What is compassionate leave?
Compassionate leave is agreed time off work for people who find themselves in an unexpected, difficult circumstance, which may prevent them from carrying out their job effectually. This includes time off for a bereavement.
Compassionate leave entitlement
The Employment Rights Act 1996, which is applicable to England, Wales & Scotland, entitles all workers to reasonable time off for an emergency involving a dependent.
Reasonable time off generally refers to the time required to address practical matters following a death, such as arranging a funeral. UK law does not stipulate precisely how much ‘time off’ should be granted. A common amount given is 2 to 5 days, and time to grieve is typically not accounted for. A dependent is defined as anyone who reasonably relies on you for help in an emergency.
However, ultimately, the amount of time off granted is at the discretion of your employer and will vary from company to company. There are likely many factors your employer will take into consideration, such as how much time other employees have been approved in similar circumstances and your relation to the person that died. Most companies should have a documented compassionate leave policy, detailed either in your employment contract or a staff handbook.
Compassionate leave vs bereavement leave
In the UK, we tend to use the term compassionate leave and bereavement leave interchangeably. However, bereavement leave refers specifically to taking time off following the death of a loved one. Alternatively, compassionate leave is a broader term and can be offered when you need time off to look after a sick relative or dependent. Their illness or injury does not necessarily have to be life threatening. In the UK, there is no such thing as statutory bereavement leave and employers are not legally obliged to offer it. This is a contentious issue and something that is often debated.
Are you entitled to paid compassionate leave?
Employers are not legally obliged to offer paid compassionate leave; however, some may choose to.

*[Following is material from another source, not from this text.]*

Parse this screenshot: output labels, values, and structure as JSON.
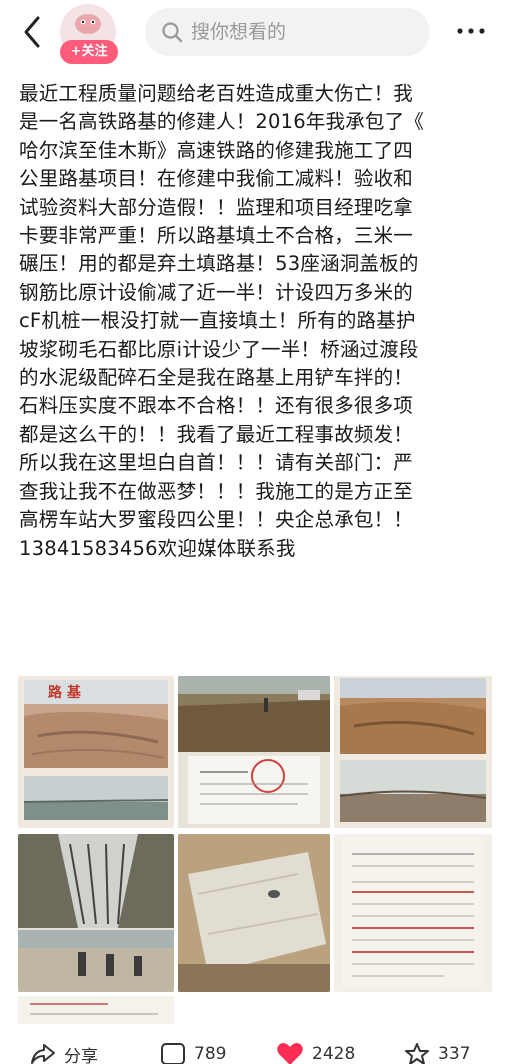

How to ask for compassionate leave
Many people find meeting their employer face to face early on useful and try to have your contract (or document which details a compassionate leave policy) to hand. Unlike requesting time off via an email or letter, meeting face to face leaves little room for ambiguity. If there is any uncertainty around your compassionate leave entitlement, this presents an opportunity to ask for clarification. If your employer suggests you “take as much time as you need”, this is a very general statement it’s usually sensible to ask for specifics with regards to time off. This will help manage your expectations and your employers.
Will you have to provide proof?
If your company has a compassionate leave policy the correct procedure for employees/employers to adhere to should be documented here. It may be the case that, yes, some employers ask for evidence of the reason an employee is taking this leave (i.e. an obituary or funeral notice).
What if you’re refused compassionate leave?
Compassionate leave entitlement is a statutory right. However, it is up to the employer how much additional time off they grant you (above and beyond the emergency time off they must give you). It’s highly unlikely your employer will refuse you statutory compassionate leave. In the event that they do, you should seek advice from your trade union, citizens advice or ACAS. You can also complain to an employment tribunal.
What if you need long term leave?
Be honest with your employer. If you are struggling and need longer to deal with your grief, then request that your compassionate leave is extended. They might agree to this but be prepared for the fact that this time could be unpaid.
Plus, while bereavement itself doesn’t count as an illness, the depression and anxiety that it triggers for many people can be considered so. Therefore, you might be entitled to statutory or occupational sick pay.
Other rights and laws to be aware of
- The Parental Bereavement Act 2018, which is expected to come into effect in 2020, will entitle bereaved parents of a child under 18 years of age to 2 weeks leave. This leave is to be taken within 56 days of death. It also entitles you to statutory bereavement pay, provided you have sufficient length of service and earnings. It will recognise that not only biological parents of a child assume parental responsibility.
- The Maternity Benefit Act 2017 means that if your baby is stillborn after 24 weeks, or if your baby dies while you are still on maternity leave, you will still retain full entitlement to maternity rights.
- The Equality Act 2010 protects employees from being discriminated against on account of religious beliefs, marital status and disability. If, say, you are not permitted time off to observe a religious custom or funeral rite you could potentially dispute this, and it could be considered indirect religious discrimination.
- If the death of a loved one has resulted in a drastic change to your circumstances and meant that you’ve assumed new carer responsibilities, you have a legal right to make a flexible working request. This is provided you’ve worked for your employer for 26 weeks. For instance, if your partner has died and you are now sole carer for your child this is obviously a major change to your circumstances. Ideally, most employers will be empathetic and supportive, but they do not have to grant this request for flexi working.